The Dow Jones Industrial Average fell 0.2% and the S&P 500 lost 0.13% to 4,514, with materials, energy and technology sectors leading the declines. The Nasdaq Composite dropped 0.57% to 15,286.68. The U.S. economy has created fewest jobs in seven months, and is now wondering how the U.S. central bank will respond to that. The New York Fed Bank President said that the central bank’s decision on tapering is not indicative of timing for lifting rates. St. Louis Fed Bank President’s comments about the tapering plan should move forward despite the slowdown in job growth.
Eddie Cheng, head of international multi-asset portfolio management at Wells Fargo Asset Management said that everything is tapering and they are looking at every single central bank, that when is the next one. MSCI’s world equity index fell 0.42%. The European stocks also dropped to their lowest in nearly three weeks. Peter Tuz, president of Chase Investment Counsel in Charlottesville, Virginia said that September is the month, in which the investors confront reality. A Fed report showed that the U.S. economy downshifted slightly in August. Sebastien Galy, senior macro strategist at Nordea Asset Management, said earlier in the session that ahead of them is a continued but temporary deceleration of economic activity.

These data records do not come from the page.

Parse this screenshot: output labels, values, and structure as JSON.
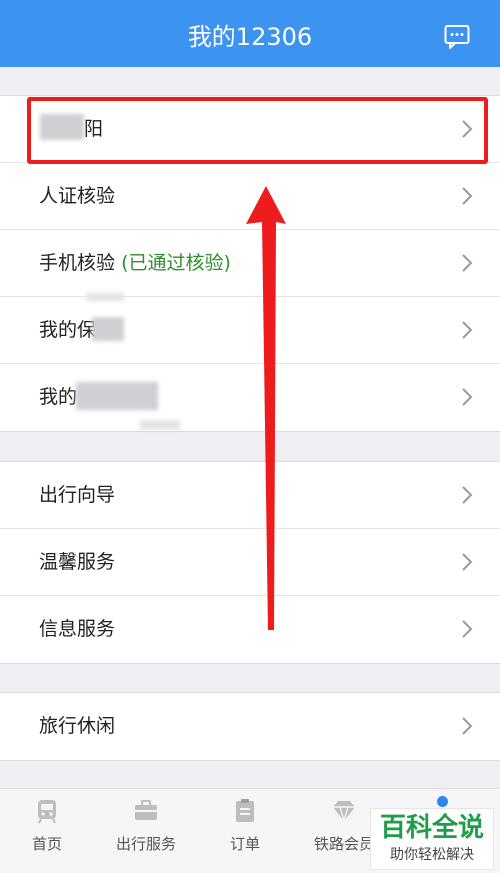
{
  "header": {
    "title": "我的12306",
    "message_icon": "message-icon"
  },
  "account": {
    "name_visible": "阳"
  },
  "group1": {
    "id_verify": "人证核验",
    "phone_verify": "手机核验",
    "phone_verify_status": "(已通过核验)",
    "insurance_prefix": "我的保",
    "item5_prefix": "我的"
  },
  "group2": {
    "travel_guide": "出行向导",
    "warm_service": "温馨服务",
    "info_service": "信息服务"
  },
  "group3": {
    "leisure": "旅行休闲"
  },
  "tabbar": {
    "home": "首页",
    "travel": "出行服务",
    "orders": "订单",
    "member": "铁路会员"
  },
  "watermark": {
    "brand": "百科全说",
    "slogan": "助你轻松解决"
  },
  "colors": {
    "header_bg": "#3d93f0",
    "highlight": "#ee1c1c",
    "verified_text": "#2f8f2f",
    "watermark_green": "#1e9e4b"
  }
}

The European Central Bank will this week begin to scale back its bond purchase program. Longer-dated U.S. government bond yields fell and touched a session low after a strong auction by the Treasury of 10-year notes and the Fed’s Beige Book of economic activity. Deutsche Bank analysts gave a note that fears that central banks might start to taper their asset purchases seems to have knocked away a little confidence. MSCI’s broadest index of Asia-Pacific shares outside Japan fell 0.71%. Brent settled up 1.3% at $72.60 a barrel and U.S. West Texas Intermediate (WTI) crude settled up 1.4% at$69.30 a barrel. This is with prices supported by a slow restart to production in the Gulf of Mexico after Hurricane Ida hit the region.